The Bank of Athens was founded in Athens, Greece in 1893 with Greek, French and English capital.
A key figure in the early years of the bank was Jean Pesmatzoglou, an Alexandrian private banker who merged his bank with the Bank of Athens, became chairman in 1896, and formed an alliance with Banque de L’Union Parisienne in 1904. Pesmatzoglou’s bank became the Bank of Athens branch in Alexandria, Egypt, where there was a large community of Greeks.
In 1895 branches were established in London, Constantinople, Smyrna, and Khartoum in the Sudan. In 1902 a second branch in England was established in Manchester. By 1910 the Bank of Athens had added branches in Crete at Chania, Candia, and Rethymno, and Trebizond and Samsoun in the Ottoman Empire.

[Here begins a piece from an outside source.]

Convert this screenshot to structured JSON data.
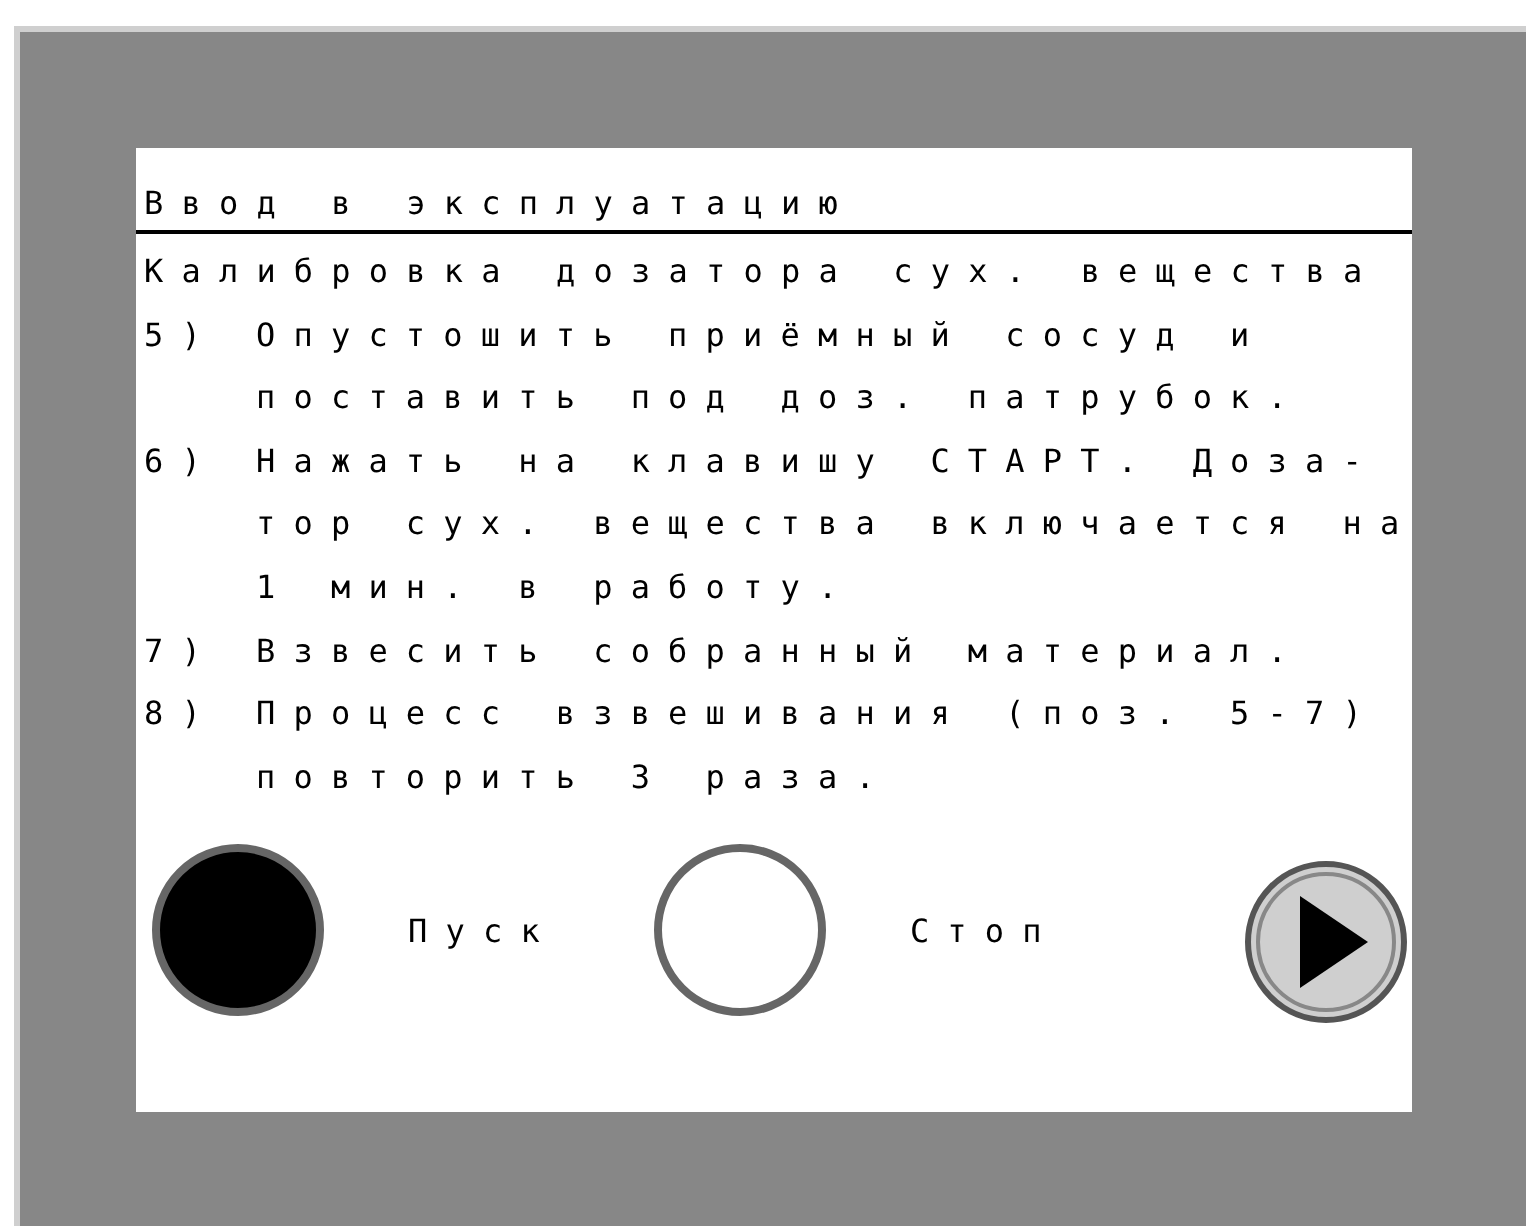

Following the outbreak of the Second World War, Greece came under Axis control. During the Axis occupation of Greece, Dresdner Bank assumed oversight of the Bank of Athens.
After the War, in 1947 the Bank of Athens founded the South African Bank of Athens to serve Greeks residing in South Africa. This bank continues to operate as a subsidiary of the National Bank of Greece.
In 1953 the Bank of Athens merged with the National Bank of Greece to form the National Bank of Greece and Athens. Later the name reverted to the National Bank of Greece.
The Bank of Athens used handstamped overprints in a diamond shape as a security endorsement for their stamps.